Items from an interface collection
####
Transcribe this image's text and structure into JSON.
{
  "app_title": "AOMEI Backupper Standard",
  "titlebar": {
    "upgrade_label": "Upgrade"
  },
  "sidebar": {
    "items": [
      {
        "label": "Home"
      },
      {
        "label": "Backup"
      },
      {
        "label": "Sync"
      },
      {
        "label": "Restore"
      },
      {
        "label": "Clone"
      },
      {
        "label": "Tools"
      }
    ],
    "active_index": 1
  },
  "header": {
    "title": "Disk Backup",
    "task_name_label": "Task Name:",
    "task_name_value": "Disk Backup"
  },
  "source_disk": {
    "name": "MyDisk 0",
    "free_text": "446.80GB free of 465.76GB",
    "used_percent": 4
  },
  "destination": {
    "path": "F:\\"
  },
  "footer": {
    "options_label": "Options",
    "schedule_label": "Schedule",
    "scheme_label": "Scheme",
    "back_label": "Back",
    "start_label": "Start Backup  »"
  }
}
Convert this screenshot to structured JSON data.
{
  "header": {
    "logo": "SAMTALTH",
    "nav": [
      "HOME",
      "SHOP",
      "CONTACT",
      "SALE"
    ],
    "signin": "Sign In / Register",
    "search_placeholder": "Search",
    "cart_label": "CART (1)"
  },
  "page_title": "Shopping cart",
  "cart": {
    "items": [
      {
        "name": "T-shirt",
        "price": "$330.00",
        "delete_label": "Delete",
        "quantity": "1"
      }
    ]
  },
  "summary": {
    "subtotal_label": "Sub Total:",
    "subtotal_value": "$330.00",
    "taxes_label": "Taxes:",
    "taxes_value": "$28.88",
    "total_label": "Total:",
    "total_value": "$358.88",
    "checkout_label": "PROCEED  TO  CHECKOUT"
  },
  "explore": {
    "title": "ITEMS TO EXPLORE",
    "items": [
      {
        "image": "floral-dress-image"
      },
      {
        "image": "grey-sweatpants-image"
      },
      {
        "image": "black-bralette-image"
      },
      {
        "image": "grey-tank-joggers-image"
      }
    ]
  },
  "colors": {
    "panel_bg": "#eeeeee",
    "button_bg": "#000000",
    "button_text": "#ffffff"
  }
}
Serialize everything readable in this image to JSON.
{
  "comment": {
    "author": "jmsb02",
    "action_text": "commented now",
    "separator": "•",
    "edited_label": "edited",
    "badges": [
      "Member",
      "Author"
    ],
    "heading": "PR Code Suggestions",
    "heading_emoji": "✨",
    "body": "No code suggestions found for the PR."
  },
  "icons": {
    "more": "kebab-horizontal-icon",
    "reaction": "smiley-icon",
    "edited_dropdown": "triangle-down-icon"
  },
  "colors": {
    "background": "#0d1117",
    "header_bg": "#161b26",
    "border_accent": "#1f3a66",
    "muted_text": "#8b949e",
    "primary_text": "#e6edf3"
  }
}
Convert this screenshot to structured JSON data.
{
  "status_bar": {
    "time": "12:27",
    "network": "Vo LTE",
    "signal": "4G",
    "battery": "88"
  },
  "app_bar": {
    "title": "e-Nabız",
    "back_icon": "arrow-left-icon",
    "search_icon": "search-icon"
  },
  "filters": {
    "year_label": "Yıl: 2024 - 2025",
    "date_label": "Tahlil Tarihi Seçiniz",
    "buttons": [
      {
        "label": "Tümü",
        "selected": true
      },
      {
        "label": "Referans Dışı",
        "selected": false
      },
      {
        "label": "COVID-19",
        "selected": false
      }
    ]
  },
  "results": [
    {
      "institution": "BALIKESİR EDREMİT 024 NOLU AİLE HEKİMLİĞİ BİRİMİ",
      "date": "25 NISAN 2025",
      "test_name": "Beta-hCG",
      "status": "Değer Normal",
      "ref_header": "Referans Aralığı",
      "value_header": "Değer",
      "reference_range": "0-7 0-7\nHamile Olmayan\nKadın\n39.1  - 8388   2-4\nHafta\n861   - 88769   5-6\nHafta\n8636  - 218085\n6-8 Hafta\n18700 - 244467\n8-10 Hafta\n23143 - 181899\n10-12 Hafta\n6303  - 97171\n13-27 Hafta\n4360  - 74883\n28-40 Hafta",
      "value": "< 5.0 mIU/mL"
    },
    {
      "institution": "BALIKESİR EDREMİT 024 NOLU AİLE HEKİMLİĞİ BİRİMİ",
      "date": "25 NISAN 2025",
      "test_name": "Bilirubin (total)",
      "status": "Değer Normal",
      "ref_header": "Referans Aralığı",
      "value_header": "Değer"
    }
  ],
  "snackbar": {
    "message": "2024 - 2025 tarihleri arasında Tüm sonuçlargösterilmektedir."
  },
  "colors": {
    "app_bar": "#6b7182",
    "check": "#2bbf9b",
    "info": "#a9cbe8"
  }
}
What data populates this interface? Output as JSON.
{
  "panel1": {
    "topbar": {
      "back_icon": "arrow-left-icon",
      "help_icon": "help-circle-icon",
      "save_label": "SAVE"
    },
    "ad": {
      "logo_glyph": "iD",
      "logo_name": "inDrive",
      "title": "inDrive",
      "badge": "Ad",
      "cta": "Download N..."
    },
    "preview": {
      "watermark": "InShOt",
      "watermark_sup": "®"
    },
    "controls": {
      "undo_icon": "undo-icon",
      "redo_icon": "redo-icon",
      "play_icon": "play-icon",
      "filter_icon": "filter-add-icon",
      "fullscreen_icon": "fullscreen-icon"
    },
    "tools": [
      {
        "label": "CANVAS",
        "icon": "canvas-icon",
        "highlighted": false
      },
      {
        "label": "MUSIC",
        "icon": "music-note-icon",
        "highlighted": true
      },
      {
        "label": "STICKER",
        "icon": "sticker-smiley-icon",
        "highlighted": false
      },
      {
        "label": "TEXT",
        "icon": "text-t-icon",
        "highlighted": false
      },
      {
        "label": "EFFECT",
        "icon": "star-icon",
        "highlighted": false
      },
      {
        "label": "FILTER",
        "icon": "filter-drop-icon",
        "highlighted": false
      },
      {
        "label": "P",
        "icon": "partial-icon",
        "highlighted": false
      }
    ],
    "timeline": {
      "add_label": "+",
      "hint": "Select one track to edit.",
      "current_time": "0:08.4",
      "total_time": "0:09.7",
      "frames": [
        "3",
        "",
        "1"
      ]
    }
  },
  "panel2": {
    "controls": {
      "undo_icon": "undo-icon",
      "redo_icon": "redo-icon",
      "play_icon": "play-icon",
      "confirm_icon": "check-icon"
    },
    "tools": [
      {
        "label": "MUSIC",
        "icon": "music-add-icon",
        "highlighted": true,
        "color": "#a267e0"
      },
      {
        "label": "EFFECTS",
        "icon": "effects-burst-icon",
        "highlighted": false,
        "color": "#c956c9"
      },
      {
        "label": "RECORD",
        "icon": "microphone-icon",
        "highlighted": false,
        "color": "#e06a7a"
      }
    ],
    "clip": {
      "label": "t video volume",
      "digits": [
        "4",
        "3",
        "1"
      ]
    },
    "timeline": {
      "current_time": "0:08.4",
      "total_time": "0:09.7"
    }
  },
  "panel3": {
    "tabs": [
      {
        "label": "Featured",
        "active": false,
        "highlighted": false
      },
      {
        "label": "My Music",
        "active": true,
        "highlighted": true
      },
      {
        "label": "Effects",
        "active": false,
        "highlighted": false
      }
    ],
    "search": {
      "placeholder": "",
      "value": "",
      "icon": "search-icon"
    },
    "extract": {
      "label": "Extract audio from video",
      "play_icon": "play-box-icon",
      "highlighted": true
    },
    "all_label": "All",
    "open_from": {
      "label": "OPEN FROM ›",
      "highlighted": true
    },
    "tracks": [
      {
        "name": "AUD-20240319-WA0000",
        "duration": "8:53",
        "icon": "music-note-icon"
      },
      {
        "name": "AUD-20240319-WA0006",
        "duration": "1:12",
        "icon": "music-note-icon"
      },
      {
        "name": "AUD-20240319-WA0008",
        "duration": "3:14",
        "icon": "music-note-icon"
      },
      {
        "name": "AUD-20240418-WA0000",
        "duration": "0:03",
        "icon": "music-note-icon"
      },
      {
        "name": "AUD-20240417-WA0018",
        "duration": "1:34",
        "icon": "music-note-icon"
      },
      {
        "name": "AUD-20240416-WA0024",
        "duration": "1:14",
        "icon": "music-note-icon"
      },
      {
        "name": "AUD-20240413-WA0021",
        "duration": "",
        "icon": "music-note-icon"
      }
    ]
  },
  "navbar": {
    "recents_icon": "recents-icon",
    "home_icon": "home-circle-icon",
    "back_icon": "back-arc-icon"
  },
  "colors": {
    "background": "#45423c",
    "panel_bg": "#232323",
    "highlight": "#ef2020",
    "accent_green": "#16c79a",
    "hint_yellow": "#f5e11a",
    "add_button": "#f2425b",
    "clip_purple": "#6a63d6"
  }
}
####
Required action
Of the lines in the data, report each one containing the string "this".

Completed task
Transcribe this image's text and structure into JSON.
Convert this screenshot to structured JSON data.
Serialize everything readable in this image to JSON.
Convert this screenshot to structured JSON data.
What data populates this interface? Output as JSON.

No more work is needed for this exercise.